Myanmar`s opposition called Thursday on parliament to ditch parts of the junta-era constitution that bars its leader Aung San Suu Kyi from the presidency, as lawmakers began high-stakes debates on charter reform.
Legislators are mulling whether to change aspects of the country`s controversial charter, which was drawn up by the former ruling generals and reserves a quarter of the parliament for unelected soldiers.
Nobel laureate Suu Kyi`s National League for Democracy (NLD) is expected to make big gains at crucial elections in October or November next year.
But she is currently banned from taking the presidency because of a constitutional clause that omits those with foreign spouses or children. Her two sons and late husband are British.

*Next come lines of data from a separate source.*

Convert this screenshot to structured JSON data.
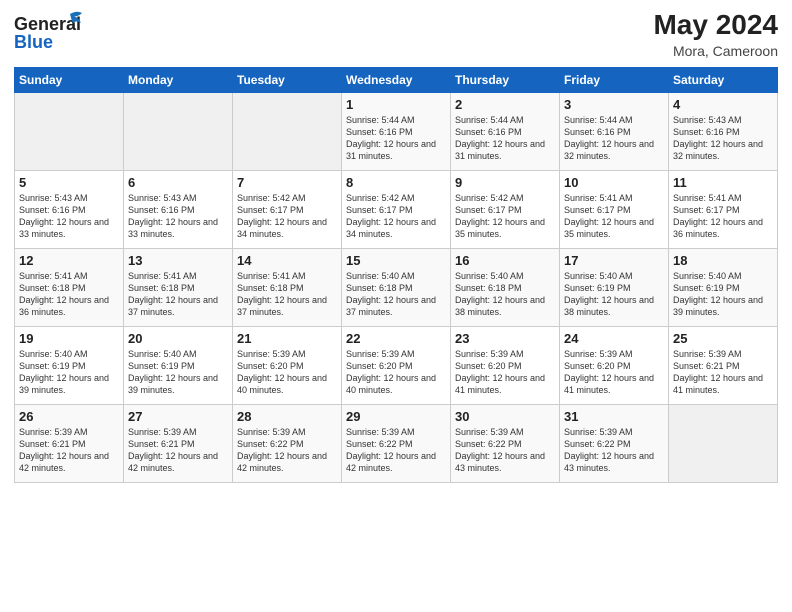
{
  "header": {
    "logo_general": "General",
    "logo_blue": "Blue",
    "title": "May 2024",
    "subtitle": "Mora, Cameroon"
  },
  "days_of_week": [
    "Sunday",
    "Monday",
    "Tuesday",
    "Wednesday",
    "Thursday",
    "Friday",
    "Saturday"
  ],
  "weeks": [
    [
      {
        "day": "",
        "info": ""
      },
      {
        "day": "",
        "info": ""
      },
      {
        "day": "",
        "info": ""
      },
      {
        "day": "1",
        "info": "Sunrise: 5:44 AM\nSunset: 6:16 PM\nDaylight: 12 hours and 31 minutes."
      },
      {
        "day": "2",
        "info": "Sunrise: 5:44 AM\nSunset: 6:16 PM\nDaylight: 12 hours and 31 minutes."
      },
      {
        "day": "3",
        "info": "Sunrise: 5:44 AM\nSunset: 6:16 PM\nDaylight: 12 hours and 32 minutes."
      },
      {
        "day": "4",
        "info": "Sunrise: 5:43 AM\nSunset: 6:16 PM\nDaylight: 12 hours and 32 minutes."
      }
    ],
    [
      {
        "day": "5",
        "info": "Sunrise: 5:43 AM\nSunset: 6:16 PM\nDaylight: 12 hours and 33 minutes."
      },
      {
        "day": "6",
        "info": "Sunrise: 5:43 AM\nSunset: 6:16 PM\nDaylight: 12 hours and 33 minutes."
      },
      {
        "day": "7",
        "info": "Sunrise: 5:42 AM\nSunset: 6:17 PM\nDaylight: 12 hours and 34 minutes."
      },
      {
        "day": "8",
        "info": "Sunrise: 5:42 AM\nSunset: 6:17 PM\nDaylight: 12 hours and 34 minutes."
      },
      {
        "day": "9",
        "info": "Sunrise: 5:42 AM\nSunset: 6:17 PM\nDaylight: 12 hours and 35 minutes."
      },
      {
        "day": "10",
        "info": "Sunrise: 5:41 AM\nSunset: 6:17 PM\nDaylight: 12 hours and 35 minutes."
      },
      {
        "day": "11",
        "info": "Sunrise: 5:41 AM\nSunset: 6:17 PM\nDaylight: 12 hours and 36 minutes."
      }
    ],
    [
      {
        "day": "12",
        "info": "Sunrise: 5:41 AM\nSunset: 6:18 PM\nDaylight: 12 hours and 36 minutes."
      },
      {
        "day": "13",
        "info": "Sunrise: 5:41 AM\nSunset: 6:18 PM\nDaylight: 12 hours and 37 minutes."
      },
      {
        "day": "14",
        "info": "Sunrise: 5:41 AM\nSunset: 6:18 PM\nDaylight: 12 hours and 37 minutes."
      },
      {
        "day": "15",
        "info": "Sunrise: 5:40 AM\nSunset: 6:18 PM\nDaylight: 12 hours and 37 minutes."
      },
      {
        "day": "16",
        "info": "Sunrise: 5:40 AM\nSunset: 6:18 PM\nDaylight: 12 hours and 38 minutes."
      },
      {
        "day": "17",
        "info": "Sunrise: 5:40 AM\nSunset: 6:19 PM\nDaylight: 12 hours and 38 minutes."
      },
      {
        "day": "18",
        "info": "Sunrise: 5:40 AM\nSunset: 6:19 PM\nDaylight: 12 hours and 39 minutes."
      }
    ],
    [
      {
        "day": "19",
        "info": "Sunrise: 5:40 AM\nSunset: 6:19 PM\nDaylight: 12 hours and 39 minutes."
      },
      {
        "day": "20",
        "info": "Sunrise: 5:40 AM\nSunset: 6:19 PM\nDaylight: 12 hours and 39 minutes."
      },
      {
        "day": "21",
        "info": "Sunrise: 5:39 AM\nSunset: 6:20 PM\nDaylight: 12 hours and 40 minutes."
      },
      {
        "day": "22",
        "info": "Sunrise: 5:39 AM\nSunset: 6:20 PM\nDaylight: 12 hours and 40 minutes."
      },
      {
        "day": "23",
        "info": "Sunrise: 5:39 AM\nSunset: 6:20 PM\nDaylight: 12 hours and 41 minutes."
      },
      {
        "day": "24",
        "info": "Sunrise: 5:39 AM\nSunset: 6:20 PM\nDaylight: 12 hours and 41 minutes."
      },
      {
        "day": "25",
        "info": "Sunrise: 5:39 AM\nSunset: 6:21 PM\nDaylight: 12 hours and 41 minutes."
      }
    ],
    [
      {
        "day": "26",
        "info": "Sunrise: 5:39 AM\nSunset: 6:21 PM\nDaylight: 12 hours and 42 minutes."
      },
      {
        "day": "27",
        "info": "Sunrise: 5:39 AM\nSunset: 6:21 PM\nDaylight: 12 hours and 42 minutes."
      },
      {
        "day": "28",
        "info": "Sunrise: 5:39 AM\nSunset: 6:22 PM\nDaylight: 12 hours and 42 minutes."
      },
      {
        "day": "29",
        "info": "Sunrise: 5:39 AM\nSunset: 6:22 PM\nDaylight: 12 hours and 42 minutes."
      },
      {
        "day": "30",
        "info": "Sunrise: 5:39 AM\nSunset: 6:22 PM\nDaylight: 12 hours and 43 minutes."
      },
      {
        "day": "31",
        "info": "Sunrise: 5:39 AM\nSunset: 6:22 PM\nDaylight: 12 hours and 43 minutes."
      },
      {
        "day": "",
        "info": ""
      }
    ]
  ]
}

Speaking to parliament on the first day of open debate on the subject, which coincided with a visit by United States President Barack Obama to the fast-changing former pariah state, NLD spokesman Win Myint called for the clause, 59F, to be scrapped.

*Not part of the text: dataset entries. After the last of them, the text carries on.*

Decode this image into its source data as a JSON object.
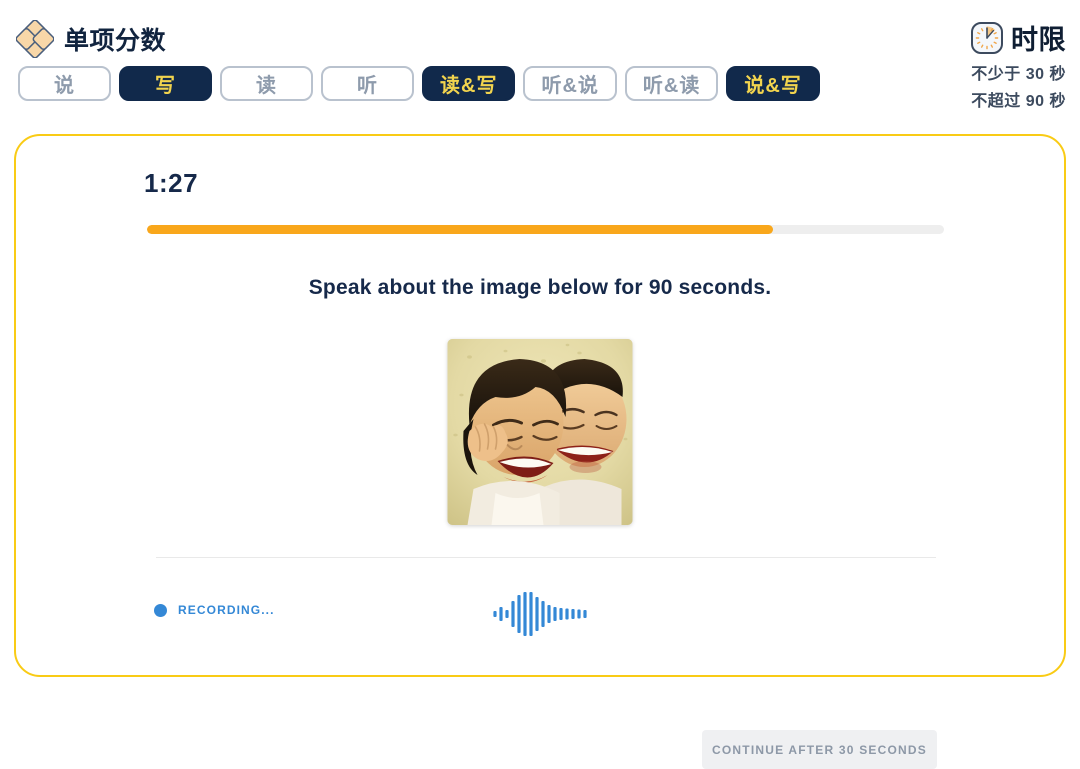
{
  "header": {
    "logo_icon": "diamond-cluster-logo",
    "title": "单项分数",
    "tabs": [
      {
        "label": "说",
        "active": false
      },
      {
        "label": "写",
        "active": true
      },
      {
        "label": "读",
        "active": false
      },
      {
        "label": "听",
        "active": false
      },
      {
        "label": "读&写",
        "active": true
      },
      {
        "label": "听&说",
        "active": false
      },
      {
        "label": "听&读",
        "active": false
      },
      {
        "label": "说&写",
        "active": true
      }
    ],
    "time_limit": {
      "icon": "clock-icon",
      "title": "时限",
      "min_line": "不少于 30 秒",
      "max_line": "不超过 90 秒"
    }
  },
  "card": {
    "timer": "1:27",
    "progress": {
      "percent": 78.6,
      "fill_color": "#f9a71b",
      "track_color": "#eeeeee"
    },
    "prompt": "Speak about the image below for 90 seconds.",
    "image": {
      "alt": "two laughing children",
      "caption": ""
    },
    "footer": {
      "recording_label": "RECORDING...",
      "recording_color": "#3488d6",
      "waveform_icon": "audio-waveform-icon",
      "waveform_bars": [
        6,
        14,
        8,
        26,
        38,
        44,
        44,
        34,
        26,
        18,
        14,
        12,
        11,
        10,
        9,
        8
      ],
      "continue_label": "CONTINUE AFTER 30 SECONDS",
      "continue_disabled": true
    }
  },
  "colors": {
    "navy": "#11294b",
    "yellow": "#f2d44e",
    "card_border": "#f9cb15",
    "orange": "#f9a71b",
    "blue": "#3488d6",
    "gray_border": "#b9c2ce"
  }
}
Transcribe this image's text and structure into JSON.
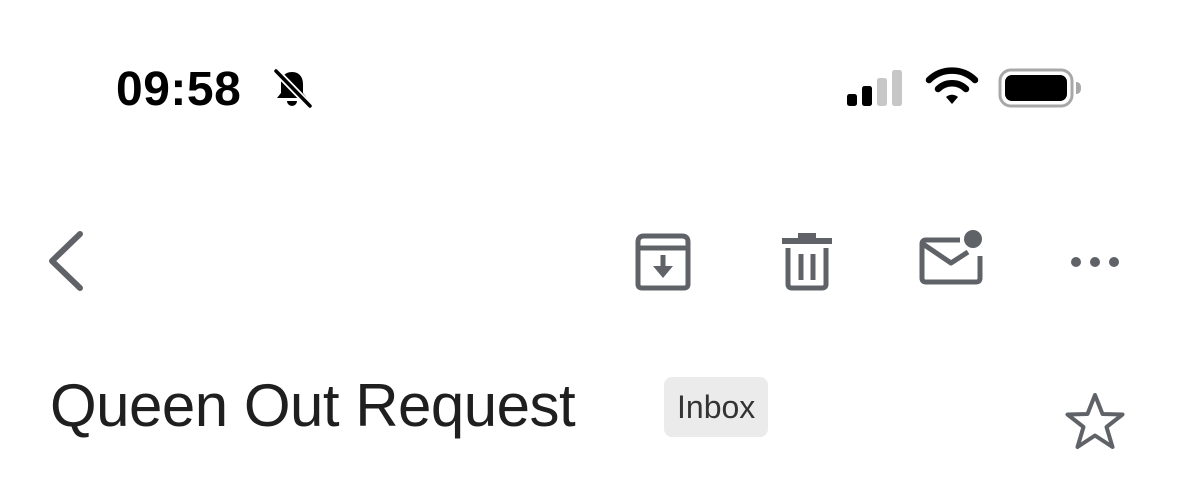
{
  "status_bar": {
    "time": "09:58",
    "icons": [
      "bell-slash-icon",
      "cellular-signal-icon",
      "wifi-icon",
      "battery-icon"
    ]
  },
  "toolbar": {
    "icons": [
      "chevron-left-icon",
      "archive-icon",
      "trash-icon",
      "mark-unread-icon",
      "more-horizontal-icon"
    ]
  },
  "email": {
    "subject": "Queen Out Request",
    "label": "Inbox",
    "star_icon": "star-outline-icon"
  },
  "colors": {
    "icon_gray": "#5f6368",
    "subject_text": "#1f1f1f",
    "chip_background": "#ebebeb",
    "signal_inactive": "#c7c7c7"
  }
}
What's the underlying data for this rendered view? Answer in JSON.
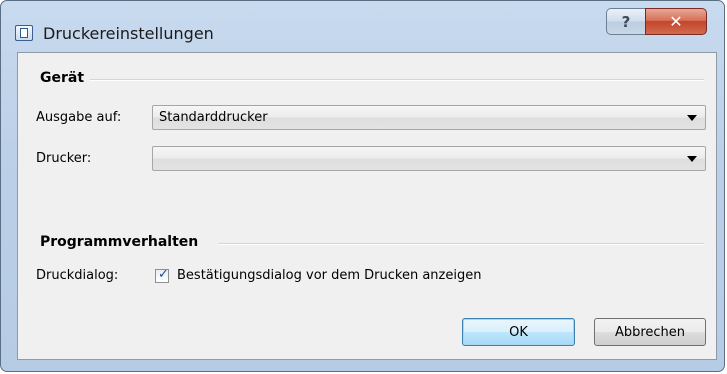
{
  "window": {
    "title": "Druckereinstellungen",
    "help_symbol": "?",
    "close_symbol": "✕"
  },
  "device_group": {
    "heading": "Gerät",
    "output_label": "Ausgabe auf:",
    "output_value": "Standarddrucker",
    "printer_label": "Drucker:",
    "printer_value": ""
  },
  "behavior_group": {
    "heading": "Programmverhalten",
    "dialog_label": "Druckdialog:",
    "confirm_checkbox_label": "Bestätigungsdialog vor dem Drucken anzeigen",
    "confirm_checked": true
  },
  "buttons": {
    "ok": "OK",
    "cancel": "Abbrechen"
  },
  "icons": {
    "app": "printer-settings-icon",
    "help": "help-icon",
    "close": "close-icon",
    "dropdown": "chevron-down-icon",
    "check": "checkmark-icon"
  },
  "colors": {
    "title_bar": "#bcd0e8",
    "close_button": "#c2462c",
    "client_bg": "#f0f0f0",
    "default_button": "#bee6fd"
  }
}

"How can there be a fair election if the competitors are ensnared?" he said.
A special parliamentary committee tasked with making recommendations to amend the 2008 constitution has put forward a number of sections for debate, including 59F and the clause reserving 25 percent of seats for the military.

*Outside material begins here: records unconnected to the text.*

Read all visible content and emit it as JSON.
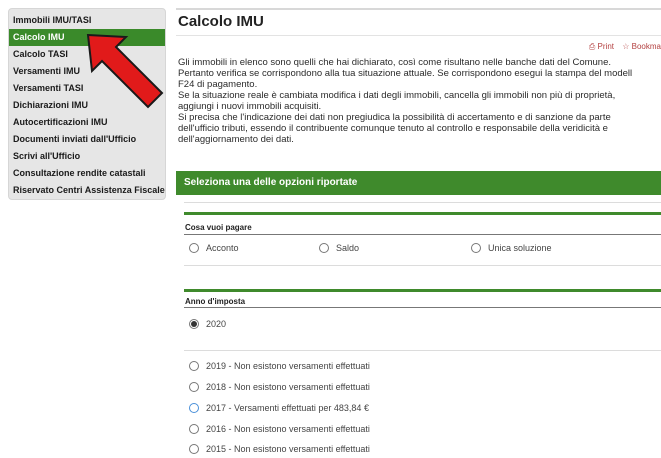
{
  "sidebar": {
    "items": [
      {
        "label": "Immobili IMU/TASI",
        "active": false
      },
      {
        "label": "Calcolo IMU",
        "active": true
      },
      {
        "label": "Calcolo TASI",
        "active": false
      },
      {
        "label": "Versamenti IMU",
        "active": false
      },
      {
        "label": "Versamenti TASI",
        "active": false
      },
      {
        "label": "Dichiarazioni IMU",
        "active": false
      },
      {
        "label": "Autocertificazioni IMU",
        "active": false
      },
      {
        "label": "Documenti inviati dall'Ufficio",
        "active": false
      },
      {
        "label": "Scrivi all'Ufficio",
        "active": false
      },
      {
        "label": "Consultazione rendite catastali",
        "active": false
      },
      {
        "label": "Riservato Centri Assistenza Fiscale",
        "active": false
      }
    ]
  },
  "page": {
    "title": "Calcolo IMU",
    "print_label": "Print",
    "bookmark_label": "Bookma",
    "intro": [
      "Gli immobili in elenco sono quelli che hai dichiarato, così come risultano nelle banche dati del Comune.",
      "Pertanto verifica se corrispondono alla tua situazione attuale. Se corrispondono esegui la stampa del modell",
      "F24 di pagamento.",
      "Se la situazione reale è cambiata modifica i dati degli immobili, cancella gli immobili non più di proprietà,",
      "aggiungi i nuovi immobili acquisiti.",
      "Si precisa che l'indicazione dei dati non pregiudica la possibilità di accertamento e di sanzione da parte",
      "dell'ufficio tributi, essendo il contribuente comunque tenuto al controllo e responsabile della veridicità e",
      "dell'aggiornamento dei dati."
    ]
  },
  "options": {
    "section_title": "Seleziona una delle opzioni riportate",
    "pay_label": "Cosa vuoi pagare",
    "pay_choices": [
      "Acconto",
      "Saldo",
      "Unica soluzione"
    ],
    "year_label": "Anno d'imposta",
    "year_selected": "2020",
    "year_choices": [
      "2019 - Non esistono versamenti effettuati",
      "2018 - Non esistono versamenti effettuati",
      "2017 - Versamenti effettuati per 483,84 €",
      "2016 - Non esistono versamenti effettuati",
      "2015 - Non esistono versamenti effettuati"
    ]
  },
  "colors": {
    "accent_green": "#3f8a2c",
    "arrow_red": "#e11a1a"
  }
}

Around a dozen MPs kicked off the debate on Thursday and dozens more are expected to have their say on the charter in the coming days.
More than 75 percent of lawmakers are required to change the constitution, however, meaning the military bloc effectively has the final say.
Myanmar`s quasi-civilian government has earned international plaudits for reforms that began in 2011 and have seen hundreds of political prisoners freed, censorship scrapped and opened the country to a flood of investment.
But there are growing concerns that the country`s once-vibrant reforms have ground to a halt, with Obama this week warning that some were even "backsliding".
Suu Kyi, 69, who spent 15 years under house arrest during military rule, has publicly announced her desire to be president -- a role selected by parliament after the election.
Last week she said she objected to the clause "because it is intended to keep one particular citizen out of the presidency... a constitution should not be written with one person in mind".
Her party this year gained the signatures of around five million people, 10 percent of the population on a petition to end the army`s veto on amending the charter.